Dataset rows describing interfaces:
____
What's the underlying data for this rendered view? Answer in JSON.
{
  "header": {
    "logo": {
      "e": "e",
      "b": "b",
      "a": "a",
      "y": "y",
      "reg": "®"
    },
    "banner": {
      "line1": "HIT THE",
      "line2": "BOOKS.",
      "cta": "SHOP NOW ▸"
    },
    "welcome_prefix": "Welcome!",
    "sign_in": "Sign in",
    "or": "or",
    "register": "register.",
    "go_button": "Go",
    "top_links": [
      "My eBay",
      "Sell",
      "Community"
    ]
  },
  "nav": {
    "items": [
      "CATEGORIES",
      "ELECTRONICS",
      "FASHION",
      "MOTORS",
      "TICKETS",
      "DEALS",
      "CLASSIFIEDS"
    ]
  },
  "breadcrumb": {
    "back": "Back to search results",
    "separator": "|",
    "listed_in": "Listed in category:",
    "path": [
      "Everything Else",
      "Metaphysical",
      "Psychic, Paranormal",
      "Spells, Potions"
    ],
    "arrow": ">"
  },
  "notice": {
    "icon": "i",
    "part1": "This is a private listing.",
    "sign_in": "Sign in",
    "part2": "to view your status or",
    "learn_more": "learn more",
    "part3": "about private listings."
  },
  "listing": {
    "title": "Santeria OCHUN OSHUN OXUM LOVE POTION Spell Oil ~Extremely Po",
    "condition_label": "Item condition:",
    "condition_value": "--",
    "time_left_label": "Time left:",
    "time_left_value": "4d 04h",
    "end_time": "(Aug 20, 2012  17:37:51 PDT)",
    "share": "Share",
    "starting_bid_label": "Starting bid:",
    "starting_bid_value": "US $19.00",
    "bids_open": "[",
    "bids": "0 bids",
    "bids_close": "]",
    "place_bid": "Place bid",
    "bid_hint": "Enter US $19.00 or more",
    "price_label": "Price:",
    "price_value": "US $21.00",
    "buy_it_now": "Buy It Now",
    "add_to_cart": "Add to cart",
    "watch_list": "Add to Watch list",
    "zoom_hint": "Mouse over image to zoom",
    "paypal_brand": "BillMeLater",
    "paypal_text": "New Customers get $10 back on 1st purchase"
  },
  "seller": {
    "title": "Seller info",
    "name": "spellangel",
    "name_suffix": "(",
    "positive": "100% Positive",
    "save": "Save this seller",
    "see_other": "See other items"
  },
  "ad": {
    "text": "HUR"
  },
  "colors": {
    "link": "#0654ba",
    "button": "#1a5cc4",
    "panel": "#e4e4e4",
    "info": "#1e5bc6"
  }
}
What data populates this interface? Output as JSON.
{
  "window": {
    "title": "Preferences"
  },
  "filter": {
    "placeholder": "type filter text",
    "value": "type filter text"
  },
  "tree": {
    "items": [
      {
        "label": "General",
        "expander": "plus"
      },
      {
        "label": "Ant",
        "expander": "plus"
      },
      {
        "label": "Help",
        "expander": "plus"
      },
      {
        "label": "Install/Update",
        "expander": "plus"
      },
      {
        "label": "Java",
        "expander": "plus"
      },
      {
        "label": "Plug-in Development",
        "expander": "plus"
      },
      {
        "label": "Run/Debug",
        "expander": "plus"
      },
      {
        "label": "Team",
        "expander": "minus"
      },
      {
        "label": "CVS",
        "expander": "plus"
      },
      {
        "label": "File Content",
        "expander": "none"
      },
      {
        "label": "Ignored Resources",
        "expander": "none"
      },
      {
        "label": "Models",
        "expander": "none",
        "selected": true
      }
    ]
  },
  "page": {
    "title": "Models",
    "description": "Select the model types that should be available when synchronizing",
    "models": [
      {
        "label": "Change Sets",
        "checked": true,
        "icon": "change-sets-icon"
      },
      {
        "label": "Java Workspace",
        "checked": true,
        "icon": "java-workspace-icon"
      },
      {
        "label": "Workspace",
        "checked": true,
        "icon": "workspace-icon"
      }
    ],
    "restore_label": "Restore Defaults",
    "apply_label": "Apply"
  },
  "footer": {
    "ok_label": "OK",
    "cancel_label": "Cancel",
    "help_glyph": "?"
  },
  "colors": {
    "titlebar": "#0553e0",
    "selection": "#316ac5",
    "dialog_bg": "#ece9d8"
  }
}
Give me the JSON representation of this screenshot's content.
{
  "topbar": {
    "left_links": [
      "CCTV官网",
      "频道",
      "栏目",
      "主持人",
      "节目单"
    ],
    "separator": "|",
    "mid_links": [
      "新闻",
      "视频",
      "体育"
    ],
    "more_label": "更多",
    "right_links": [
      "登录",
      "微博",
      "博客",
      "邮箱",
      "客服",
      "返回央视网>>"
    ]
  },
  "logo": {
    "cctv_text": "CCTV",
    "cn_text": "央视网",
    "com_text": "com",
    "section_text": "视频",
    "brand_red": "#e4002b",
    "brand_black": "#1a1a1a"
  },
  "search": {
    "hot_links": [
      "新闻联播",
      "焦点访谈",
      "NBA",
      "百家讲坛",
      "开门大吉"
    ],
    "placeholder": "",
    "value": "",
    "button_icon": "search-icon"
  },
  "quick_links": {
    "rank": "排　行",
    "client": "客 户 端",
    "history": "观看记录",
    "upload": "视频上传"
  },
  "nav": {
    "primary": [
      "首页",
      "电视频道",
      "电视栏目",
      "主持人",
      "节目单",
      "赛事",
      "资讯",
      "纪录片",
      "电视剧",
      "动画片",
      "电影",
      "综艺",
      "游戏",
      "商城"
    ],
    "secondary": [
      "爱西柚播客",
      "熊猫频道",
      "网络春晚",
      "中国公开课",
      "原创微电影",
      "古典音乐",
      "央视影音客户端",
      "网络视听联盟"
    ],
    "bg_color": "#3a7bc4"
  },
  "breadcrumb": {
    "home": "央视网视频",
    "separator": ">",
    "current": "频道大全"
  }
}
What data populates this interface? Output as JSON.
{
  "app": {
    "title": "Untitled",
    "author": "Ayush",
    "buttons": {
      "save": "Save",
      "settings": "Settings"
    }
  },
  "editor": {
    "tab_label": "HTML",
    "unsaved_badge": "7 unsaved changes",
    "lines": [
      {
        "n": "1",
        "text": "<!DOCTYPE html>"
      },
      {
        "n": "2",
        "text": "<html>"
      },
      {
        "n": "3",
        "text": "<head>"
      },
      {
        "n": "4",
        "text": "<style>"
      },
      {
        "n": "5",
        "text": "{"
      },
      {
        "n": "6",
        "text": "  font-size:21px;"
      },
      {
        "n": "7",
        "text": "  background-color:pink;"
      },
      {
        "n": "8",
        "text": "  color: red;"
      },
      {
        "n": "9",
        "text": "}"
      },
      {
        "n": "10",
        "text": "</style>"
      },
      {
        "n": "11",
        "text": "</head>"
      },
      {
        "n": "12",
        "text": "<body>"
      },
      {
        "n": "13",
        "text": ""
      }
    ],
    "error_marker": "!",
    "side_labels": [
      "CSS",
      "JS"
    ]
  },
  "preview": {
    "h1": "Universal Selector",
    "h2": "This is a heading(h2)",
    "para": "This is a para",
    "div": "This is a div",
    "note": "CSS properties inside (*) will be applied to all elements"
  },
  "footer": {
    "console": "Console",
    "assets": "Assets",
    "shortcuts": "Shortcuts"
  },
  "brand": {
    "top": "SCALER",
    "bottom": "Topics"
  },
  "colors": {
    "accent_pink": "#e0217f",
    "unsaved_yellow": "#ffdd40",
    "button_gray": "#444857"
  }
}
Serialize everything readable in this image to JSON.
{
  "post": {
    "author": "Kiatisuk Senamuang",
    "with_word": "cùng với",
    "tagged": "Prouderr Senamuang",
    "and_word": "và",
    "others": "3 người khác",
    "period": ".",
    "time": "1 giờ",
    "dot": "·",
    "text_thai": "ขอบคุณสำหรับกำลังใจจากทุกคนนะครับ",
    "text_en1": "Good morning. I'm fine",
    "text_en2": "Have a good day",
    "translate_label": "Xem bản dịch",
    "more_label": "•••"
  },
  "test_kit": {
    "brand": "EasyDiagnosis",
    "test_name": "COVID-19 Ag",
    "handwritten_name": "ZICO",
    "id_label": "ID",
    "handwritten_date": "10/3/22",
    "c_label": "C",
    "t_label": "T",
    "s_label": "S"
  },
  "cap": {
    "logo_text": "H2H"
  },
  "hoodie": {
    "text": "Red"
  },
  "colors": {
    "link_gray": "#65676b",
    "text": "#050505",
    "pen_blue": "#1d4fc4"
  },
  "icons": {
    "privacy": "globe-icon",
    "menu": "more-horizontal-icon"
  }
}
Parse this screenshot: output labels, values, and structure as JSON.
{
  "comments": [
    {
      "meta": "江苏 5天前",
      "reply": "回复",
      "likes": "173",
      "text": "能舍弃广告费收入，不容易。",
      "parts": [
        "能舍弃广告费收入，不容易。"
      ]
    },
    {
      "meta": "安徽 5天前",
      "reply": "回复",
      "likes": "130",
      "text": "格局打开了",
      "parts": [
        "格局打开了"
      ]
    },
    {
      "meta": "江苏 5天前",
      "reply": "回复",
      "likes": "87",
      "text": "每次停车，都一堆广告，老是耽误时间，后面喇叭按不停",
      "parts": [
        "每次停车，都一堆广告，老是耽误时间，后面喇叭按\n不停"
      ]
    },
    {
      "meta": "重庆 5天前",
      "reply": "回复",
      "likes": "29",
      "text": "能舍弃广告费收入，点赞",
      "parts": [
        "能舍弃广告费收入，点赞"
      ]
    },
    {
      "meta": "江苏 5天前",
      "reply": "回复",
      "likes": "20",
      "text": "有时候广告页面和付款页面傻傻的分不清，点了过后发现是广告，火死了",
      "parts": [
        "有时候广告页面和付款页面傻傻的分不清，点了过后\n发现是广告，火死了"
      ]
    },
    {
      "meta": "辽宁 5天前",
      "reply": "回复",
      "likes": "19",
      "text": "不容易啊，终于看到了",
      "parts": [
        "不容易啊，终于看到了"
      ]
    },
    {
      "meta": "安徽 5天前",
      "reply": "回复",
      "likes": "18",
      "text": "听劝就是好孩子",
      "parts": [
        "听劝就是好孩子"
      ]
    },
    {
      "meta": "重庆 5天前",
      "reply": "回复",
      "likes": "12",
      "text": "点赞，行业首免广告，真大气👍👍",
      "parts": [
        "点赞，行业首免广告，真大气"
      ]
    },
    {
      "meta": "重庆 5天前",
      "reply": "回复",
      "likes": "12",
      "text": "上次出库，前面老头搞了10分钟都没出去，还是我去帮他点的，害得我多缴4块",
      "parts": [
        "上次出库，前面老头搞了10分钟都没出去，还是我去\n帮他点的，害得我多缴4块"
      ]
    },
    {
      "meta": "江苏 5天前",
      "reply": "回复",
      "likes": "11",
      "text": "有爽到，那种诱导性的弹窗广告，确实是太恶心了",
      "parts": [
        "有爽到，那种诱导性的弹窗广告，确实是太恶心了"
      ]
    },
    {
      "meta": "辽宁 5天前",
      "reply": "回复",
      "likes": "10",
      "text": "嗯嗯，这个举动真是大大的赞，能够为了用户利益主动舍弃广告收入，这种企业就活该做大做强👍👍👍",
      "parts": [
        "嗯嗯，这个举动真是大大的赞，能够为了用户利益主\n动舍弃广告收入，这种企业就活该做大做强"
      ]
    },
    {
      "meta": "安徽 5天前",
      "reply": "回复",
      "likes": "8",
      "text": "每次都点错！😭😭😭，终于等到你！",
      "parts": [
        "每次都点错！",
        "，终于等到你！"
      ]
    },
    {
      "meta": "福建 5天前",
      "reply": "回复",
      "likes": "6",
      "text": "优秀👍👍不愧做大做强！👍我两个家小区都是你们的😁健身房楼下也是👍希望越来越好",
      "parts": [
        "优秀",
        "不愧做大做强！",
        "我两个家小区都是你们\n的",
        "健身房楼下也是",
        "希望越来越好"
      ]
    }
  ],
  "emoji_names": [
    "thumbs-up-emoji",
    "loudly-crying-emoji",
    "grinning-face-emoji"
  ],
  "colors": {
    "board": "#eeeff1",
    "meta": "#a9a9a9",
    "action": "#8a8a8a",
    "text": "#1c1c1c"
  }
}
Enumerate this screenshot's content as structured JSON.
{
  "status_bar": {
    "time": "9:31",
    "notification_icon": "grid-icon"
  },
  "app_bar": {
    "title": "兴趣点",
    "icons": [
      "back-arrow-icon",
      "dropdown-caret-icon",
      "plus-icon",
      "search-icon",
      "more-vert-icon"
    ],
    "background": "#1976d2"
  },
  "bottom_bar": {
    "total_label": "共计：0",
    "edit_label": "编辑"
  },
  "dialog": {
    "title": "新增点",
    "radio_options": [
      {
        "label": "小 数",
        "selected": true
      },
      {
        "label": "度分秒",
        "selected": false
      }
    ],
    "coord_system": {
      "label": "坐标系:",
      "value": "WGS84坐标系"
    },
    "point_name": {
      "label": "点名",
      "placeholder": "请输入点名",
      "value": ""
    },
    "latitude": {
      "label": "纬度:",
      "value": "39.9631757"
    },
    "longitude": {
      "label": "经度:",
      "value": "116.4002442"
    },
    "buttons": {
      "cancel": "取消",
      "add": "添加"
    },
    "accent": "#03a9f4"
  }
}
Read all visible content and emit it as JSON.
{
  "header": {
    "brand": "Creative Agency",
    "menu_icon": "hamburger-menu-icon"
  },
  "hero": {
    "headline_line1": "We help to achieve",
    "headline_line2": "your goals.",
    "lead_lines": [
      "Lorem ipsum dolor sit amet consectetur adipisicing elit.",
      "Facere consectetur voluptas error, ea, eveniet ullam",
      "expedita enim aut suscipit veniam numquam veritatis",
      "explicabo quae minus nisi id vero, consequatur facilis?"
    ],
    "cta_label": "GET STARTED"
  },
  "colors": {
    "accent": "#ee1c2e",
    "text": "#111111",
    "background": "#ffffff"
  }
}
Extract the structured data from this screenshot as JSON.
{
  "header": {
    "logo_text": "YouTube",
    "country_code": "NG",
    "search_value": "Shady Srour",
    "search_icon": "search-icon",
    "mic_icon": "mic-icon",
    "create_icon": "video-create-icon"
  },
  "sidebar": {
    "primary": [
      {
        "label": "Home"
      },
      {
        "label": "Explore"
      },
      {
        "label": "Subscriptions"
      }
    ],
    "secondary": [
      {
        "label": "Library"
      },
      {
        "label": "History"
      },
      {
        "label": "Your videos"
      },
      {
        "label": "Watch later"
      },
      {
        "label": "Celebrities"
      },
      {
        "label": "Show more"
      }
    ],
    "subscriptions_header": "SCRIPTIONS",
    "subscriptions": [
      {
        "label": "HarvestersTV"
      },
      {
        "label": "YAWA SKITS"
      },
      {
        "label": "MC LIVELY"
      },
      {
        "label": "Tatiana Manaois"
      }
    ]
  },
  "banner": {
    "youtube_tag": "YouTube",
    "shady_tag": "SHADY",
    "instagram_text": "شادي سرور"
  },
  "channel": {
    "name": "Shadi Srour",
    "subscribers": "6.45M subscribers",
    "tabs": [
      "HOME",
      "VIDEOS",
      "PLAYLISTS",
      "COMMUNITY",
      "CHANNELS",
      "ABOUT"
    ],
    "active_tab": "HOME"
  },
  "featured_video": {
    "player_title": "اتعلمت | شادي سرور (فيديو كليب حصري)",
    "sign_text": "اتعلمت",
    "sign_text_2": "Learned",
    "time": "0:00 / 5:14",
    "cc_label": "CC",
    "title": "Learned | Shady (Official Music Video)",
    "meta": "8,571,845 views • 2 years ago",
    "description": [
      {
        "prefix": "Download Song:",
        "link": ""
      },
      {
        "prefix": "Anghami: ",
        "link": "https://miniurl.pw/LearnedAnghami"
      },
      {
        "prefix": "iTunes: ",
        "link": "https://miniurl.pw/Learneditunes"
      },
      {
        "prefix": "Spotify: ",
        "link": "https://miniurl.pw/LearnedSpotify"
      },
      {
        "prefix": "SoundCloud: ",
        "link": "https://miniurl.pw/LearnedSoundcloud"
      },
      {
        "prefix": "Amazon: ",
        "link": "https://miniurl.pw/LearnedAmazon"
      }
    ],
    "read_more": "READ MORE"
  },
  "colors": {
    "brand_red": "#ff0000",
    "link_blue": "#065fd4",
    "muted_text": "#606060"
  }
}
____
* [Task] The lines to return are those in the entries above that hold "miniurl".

* [Finished task]
        "link": "https://miniurl.pw/LearnedAnghami"
        "link": "https://miniurl.pw/Learneditunes"
        "link": "https://miniurl.pw/LearnedSpotify"
        "link": "https://miniurl.pw/LearnedSoundcloud"
        "link": "https://miniurl.pw/LearnedAmazon"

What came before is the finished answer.